Reproduce, without alteration, every line of the data; exclude the images.

### Component data from apps and pages
____________________
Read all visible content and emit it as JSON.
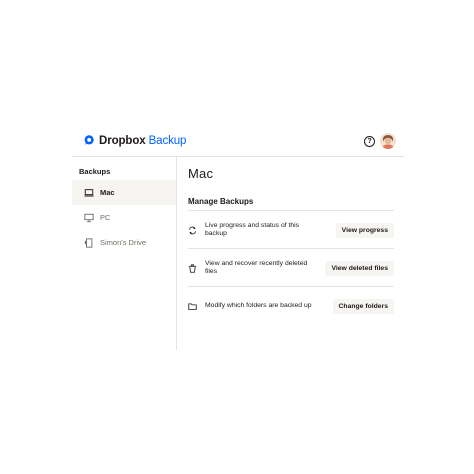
{
  "header": {
    "brand": "Dropbox",
    "product": "Backup",
    "help_icon": "question-circle-icon",
    "help_glyph": "?",
    "avatar_icon": "user-avatar"
  },
  "sidebar": {
    "title": "Backups",
    "items": [
      {
        "label": "Mac",
        "icon": "laptop-icon",
        "active": true
      },
      {
        "label": "PC",
        "icon": "desktop-icon",
        "active": false
      },
      {
        "label": "Simon's Drive",
        "icon": "external-drive-icon",
        "active": false
      }
    ]
  },
  "main": {
    "title": "Mac",
    "section_title": "Manage Backups",
    "rows": [
      {
        "icon": "sync-icon",
        "text": "Live progress and status of this backup",
        "button": "View progress"
      },
      {
        "icon": "trash-icon",
        "text": "View and recover recently deleted files",
        "button": "View deleted files"
      },
      {
        "icon": "folder-icon",
        "text": "Modify which folders are backed up",
        "button": "Change folders"
      }
    ]
  },
  "colors": {
    "accent": "#0061fe",
    "text": "#1e1919",
    "muted": "#736c64",
    "selected_bg": "#f7f5f2",
    "border": "#e7e4df"
  }
}
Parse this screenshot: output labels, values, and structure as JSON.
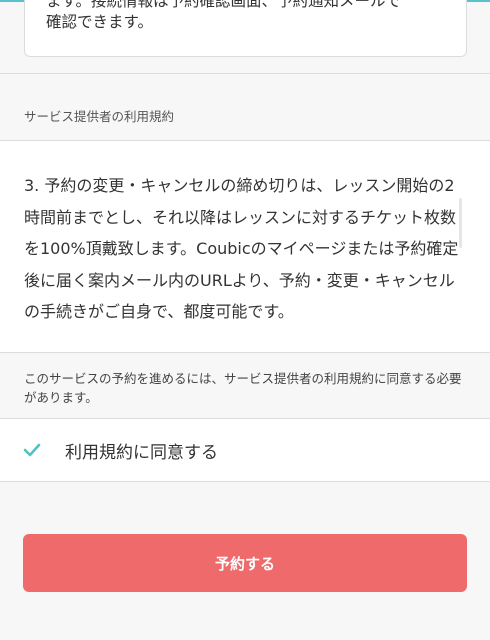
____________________
### SOLUTION
Read all visible content and emit it as JSON.
{
  "header": {
    "brand": "Dropbox",
    "product": "Backup",
    "help_icon": "question-circle-icon",
    "help_glyph": "?",
    "avatar_icon": "user-avatar"
  },
  "sidebar": {
    "title": "Backups",
    "items": [
      {
        "label": "Mac",
        "icon": "laptop-icon",
        "active": true
      },
      {
        "label": "PC",
        "icon": "desktop-icon",
        "active": false
      },
      {
        "label": "Simon's Drive",
        "icon": "external-drive-icon",
        "active": false
      }
    ]
  },
  "main": {
    "title": "Mac",
    "section_title": "Manage Backups",
    "rows": [
      {
        "icon": "sync-icon",
        "text": "Live progress and status of this backup",
        "button": "View progress"
      },
      {
        "icon": "trash-icon",
        "text": "View and recover recently deleted files",
        "button": "View deleted files"
      },
      {
        "icon": "folder-icon",
        "text": "Modify which folders are backed up",
        "button": "Change folders"
      }
    ]
  },
  "colors": {
    "accent": "#0061fe",
    "text": "#1e1919",
    "muted": "#736c64",
    "selected_bg": "#f7f5f2",
    "border": "#e7e4df"
  }
}
Parse this screenshot: output labels, values, and structure as JSON.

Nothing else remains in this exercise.